» Supplied records:
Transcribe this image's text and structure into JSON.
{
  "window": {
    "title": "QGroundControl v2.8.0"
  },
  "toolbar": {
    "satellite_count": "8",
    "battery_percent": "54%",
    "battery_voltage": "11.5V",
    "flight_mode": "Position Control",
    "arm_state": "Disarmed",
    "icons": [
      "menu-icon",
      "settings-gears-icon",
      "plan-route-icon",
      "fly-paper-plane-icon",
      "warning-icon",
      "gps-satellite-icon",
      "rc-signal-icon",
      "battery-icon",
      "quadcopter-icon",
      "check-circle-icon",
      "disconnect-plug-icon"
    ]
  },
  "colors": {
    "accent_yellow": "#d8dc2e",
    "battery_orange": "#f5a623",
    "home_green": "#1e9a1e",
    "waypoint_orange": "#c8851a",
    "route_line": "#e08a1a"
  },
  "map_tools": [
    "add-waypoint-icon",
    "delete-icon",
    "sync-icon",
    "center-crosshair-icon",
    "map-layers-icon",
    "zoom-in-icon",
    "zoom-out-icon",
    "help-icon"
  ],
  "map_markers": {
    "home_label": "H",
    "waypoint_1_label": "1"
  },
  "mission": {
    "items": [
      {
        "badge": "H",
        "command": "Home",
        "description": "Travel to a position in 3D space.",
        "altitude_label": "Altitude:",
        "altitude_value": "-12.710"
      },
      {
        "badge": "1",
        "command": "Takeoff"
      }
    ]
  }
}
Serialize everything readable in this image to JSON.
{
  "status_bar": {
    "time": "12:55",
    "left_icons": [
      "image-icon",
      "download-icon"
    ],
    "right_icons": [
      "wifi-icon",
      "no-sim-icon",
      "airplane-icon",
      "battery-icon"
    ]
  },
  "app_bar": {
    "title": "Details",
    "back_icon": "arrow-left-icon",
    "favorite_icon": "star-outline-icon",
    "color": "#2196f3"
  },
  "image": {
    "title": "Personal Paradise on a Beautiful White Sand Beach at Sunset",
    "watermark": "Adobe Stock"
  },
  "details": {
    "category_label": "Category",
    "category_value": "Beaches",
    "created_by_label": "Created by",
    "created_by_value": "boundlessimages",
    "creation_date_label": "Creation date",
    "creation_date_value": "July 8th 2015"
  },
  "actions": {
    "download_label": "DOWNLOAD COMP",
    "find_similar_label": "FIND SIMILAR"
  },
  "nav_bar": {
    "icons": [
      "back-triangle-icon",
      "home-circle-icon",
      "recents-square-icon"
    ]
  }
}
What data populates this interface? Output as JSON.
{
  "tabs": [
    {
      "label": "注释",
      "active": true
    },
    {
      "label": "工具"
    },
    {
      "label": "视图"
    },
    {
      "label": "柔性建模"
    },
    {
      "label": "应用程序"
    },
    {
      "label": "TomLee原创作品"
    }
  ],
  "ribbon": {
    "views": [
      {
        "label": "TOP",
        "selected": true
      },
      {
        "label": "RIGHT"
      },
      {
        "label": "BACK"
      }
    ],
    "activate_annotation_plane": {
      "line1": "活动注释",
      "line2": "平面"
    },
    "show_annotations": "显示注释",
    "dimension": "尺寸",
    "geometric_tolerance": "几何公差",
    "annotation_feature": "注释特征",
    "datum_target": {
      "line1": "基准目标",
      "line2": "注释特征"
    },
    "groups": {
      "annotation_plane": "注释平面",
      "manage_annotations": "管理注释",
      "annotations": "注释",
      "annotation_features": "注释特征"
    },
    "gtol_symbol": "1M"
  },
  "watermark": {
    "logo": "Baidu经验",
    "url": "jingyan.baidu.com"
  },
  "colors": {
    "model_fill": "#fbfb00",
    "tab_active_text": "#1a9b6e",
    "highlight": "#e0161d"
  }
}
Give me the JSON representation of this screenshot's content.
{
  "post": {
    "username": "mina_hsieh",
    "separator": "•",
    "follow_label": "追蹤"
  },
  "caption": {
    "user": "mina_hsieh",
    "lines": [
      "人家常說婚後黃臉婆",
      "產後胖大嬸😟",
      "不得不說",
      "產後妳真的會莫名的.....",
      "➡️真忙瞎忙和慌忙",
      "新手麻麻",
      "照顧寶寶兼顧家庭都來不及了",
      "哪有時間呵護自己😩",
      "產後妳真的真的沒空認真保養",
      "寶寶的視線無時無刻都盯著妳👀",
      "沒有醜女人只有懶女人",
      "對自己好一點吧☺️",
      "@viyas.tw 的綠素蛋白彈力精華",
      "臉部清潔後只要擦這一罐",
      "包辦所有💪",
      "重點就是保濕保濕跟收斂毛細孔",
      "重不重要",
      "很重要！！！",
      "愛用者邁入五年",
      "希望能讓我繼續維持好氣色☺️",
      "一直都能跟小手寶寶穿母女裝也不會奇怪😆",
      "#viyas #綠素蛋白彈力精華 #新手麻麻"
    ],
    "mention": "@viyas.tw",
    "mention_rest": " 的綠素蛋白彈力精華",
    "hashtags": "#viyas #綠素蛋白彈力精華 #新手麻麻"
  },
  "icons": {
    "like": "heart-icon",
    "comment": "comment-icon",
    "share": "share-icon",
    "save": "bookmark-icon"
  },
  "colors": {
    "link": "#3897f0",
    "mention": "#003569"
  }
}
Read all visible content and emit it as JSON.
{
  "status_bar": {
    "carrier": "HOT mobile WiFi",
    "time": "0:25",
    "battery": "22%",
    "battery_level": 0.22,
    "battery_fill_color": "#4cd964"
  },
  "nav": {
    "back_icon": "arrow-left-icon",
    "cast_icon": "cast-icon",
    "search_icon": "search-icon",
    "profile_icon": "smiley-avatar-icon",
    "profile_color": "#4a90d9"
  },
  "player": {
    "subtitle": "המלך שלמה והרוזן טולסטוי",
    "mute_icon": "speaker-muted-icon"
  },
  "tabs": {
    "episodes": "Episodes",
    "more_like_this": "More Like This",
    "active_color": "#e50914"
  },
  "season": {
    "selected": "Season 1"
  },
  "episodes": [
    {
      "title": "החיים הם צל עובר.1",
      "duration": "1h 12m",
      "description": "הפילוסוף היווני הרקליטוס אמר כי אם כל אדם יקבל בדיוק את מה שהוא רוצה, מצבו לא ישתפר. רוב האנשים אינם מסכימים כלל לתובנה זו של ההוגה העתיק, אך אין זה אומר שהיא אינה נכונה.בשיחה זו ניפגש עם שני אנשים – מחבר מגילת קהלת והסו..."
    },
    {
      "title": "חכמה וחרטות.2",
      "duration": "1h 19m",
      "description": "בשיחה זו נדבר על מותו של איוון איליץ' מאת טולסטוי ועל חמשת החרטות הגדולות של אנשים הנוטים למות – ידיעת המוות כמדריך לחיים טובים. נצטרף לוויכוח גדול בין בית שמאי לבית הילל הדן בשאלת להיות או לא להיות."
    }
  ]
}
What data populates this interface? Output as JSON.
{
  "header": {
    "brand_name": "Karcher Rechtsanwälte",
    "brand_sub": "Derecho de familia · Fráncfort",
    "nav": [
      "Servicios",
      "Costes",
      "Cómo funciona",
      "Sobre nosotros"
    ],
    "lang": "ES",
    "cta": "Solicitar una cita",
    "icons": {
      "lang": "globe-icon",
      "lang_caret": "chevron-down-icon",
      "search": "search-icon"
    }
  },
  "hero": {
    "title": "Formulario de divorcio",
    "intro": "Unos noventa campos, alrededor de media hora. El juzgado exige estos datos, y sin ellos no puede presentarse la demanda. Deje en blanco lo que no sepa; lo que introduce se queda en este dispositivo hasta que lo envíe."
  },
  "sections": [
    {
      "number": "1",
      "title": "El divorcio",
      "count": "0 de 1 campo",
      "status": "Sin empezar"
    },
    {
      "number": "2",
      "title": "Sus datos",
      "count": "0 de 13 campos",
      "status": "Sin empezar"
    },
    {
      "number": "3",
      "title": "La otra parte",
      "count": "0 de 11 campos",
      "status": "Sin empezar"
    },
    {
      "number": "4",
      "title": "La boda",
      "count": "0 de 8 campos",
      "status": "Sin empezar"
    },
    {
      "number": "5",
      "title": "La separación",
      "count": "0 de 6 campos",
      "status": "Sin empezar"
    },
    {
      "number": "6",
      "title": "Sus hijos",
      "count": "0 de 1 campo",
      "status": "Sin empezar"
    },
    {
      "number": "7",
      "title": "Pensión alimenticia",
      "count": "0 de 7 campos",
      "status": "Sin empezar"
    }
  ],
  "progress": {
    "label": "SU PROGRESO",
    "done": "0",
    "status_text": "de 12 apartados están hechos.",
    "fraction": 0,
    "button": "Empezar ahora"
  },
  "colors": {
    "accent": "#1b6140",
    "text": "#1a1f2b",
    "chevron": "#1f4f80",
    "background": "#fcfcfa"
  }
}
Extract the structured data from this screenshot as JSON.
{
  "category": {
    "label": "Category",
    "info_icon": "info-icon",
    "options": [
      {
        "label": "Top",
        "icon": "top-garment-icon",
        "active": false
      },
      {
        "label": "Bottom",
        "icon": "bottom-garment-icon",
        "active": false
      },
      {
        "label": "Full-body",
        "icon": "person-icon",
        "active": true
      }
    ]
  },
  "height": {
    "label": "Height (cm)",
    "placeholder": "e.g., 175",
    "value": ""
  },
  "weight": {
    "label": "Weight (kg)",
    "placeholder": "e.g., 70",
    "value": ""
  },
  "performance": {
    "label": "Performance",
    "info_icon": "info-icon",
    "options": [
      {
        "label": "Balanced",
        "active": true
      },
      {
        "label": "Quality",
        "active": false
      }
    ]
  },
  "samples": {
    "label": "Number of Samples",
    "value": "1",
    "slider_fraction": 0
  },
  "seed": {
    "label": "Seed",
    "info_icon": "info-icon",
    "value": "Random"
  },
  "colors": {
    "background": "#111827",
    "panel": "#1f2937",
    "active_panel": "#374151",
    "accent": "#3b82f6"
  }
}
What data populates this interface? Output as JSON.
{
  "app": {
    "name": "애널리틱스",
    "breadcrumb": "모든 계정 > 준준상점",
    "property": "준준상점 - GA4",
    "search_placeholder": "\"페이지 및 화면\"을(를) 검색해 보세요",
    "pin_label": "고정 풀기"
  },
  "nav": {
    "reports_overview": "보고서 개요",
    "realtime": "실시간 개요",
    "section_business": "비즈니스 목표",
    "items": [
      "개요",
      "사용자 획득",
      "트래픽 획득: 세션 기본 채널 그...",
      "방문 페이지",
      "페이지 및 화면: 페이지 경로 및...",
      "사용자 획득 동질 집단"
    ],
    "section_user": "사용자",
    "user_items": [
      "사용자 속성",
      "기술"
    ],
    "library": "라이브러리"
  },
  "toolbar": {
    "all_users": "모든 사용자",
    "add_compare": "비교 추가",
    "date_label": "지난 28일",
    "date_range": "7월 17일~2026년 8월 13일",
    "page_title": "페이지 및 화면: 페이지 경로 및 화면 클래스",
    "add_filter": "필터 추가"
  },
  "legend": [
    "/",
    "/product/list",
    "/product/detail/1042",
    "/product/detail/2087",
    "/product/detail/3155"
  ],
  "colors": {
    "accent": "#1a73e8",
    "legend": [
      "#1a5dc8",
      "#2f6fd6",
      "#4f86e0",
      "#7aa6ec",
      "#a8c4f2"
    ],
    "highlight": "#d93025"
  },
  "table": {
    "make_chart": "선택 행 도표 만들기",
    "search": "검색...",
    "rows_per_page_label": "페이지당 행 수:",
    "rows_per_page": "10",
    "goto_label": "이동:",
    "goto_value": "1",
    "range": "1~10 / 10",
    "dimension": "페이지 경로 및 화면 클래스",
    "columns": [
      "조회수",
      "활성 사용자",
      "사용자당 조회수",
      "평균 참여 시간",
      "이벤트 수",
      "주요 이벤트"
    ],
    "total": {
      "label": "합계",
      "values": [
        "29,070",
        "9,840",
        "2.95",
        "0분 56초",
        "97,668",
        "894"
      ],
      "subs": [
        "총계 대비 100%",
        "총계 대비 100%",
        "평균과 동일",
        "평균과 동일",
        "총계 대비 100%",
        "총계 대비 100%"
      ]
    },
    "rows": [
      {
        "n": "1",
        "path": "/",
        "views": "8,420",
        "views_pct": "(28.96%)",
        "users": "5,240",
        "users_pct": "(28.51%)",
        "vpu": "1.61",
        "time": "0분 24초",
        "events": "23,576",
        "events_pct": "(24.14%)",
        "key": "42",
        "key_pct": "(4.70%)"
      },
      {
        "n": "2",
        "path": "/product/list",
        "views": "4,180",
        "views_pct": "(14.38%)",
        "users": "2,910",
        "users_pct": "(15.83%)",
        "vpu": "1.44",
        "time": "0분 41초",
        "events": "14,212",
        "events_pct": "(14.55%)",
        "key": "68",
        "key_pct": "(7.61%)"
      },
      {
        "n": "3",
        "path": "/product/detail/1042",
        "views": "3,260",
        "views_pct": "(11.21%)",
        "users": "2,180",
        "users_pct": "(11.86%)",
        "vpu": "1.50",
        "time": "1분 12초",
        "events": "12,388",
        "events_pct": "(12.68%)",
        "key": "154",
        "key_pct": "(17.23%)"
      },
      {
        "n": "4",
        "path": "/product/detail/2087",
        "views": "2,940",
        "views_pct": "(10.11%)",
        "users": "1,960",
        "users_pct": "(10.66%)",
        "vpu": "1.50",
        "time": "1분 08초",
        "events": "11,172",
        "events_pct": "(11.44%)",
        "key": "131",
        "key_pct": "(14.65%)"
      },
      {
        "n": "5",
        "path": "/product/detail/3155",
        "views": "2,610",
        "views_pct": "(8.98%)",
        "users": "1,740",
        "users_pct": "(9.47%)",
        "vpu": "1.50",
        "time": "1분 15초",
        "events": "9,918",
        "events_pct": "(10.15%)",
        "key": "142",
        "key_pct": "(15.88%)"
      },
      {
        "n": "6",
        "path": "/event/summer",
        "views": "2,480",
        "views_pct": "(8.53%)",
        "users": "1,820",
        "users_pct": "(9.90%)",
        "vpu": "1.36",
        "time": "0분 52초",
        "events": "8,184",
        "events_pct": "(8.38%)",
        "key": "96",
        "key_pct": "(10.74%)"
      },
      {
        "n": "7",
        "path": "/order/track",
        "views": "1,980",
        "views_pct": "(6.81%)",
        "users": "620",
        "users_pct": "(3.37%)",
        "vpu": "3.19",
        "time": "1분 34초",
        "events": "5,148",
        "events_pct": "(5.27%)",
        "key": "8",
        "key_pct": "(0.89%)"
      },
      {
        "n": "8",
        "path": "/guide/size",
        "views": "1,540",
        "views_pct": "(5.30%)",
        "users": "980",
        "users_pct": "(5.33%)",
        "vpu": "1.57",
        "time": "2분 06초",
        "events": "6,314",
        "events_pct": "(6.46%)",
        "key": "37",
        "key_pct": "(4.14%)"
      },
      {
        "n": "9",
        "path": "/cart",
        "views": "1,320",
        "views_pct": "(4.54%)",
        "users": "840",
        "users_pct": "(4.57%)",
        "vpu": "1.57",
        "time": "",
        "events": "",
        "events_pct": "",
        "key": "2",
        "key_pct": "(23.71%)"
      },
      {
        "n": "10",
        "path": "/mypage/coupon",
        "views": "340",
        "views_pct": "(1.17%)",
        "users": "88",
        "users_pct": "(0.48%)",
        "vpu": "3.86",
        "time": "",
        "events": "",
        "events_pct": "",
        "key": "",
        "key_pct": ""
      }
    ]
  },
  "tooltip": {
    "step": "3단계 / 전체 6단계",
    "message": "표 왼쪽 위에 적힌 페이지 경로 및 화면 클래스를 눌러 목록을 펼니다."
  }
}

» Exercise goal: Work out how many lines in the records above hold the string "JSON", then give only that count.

» Task solution: 8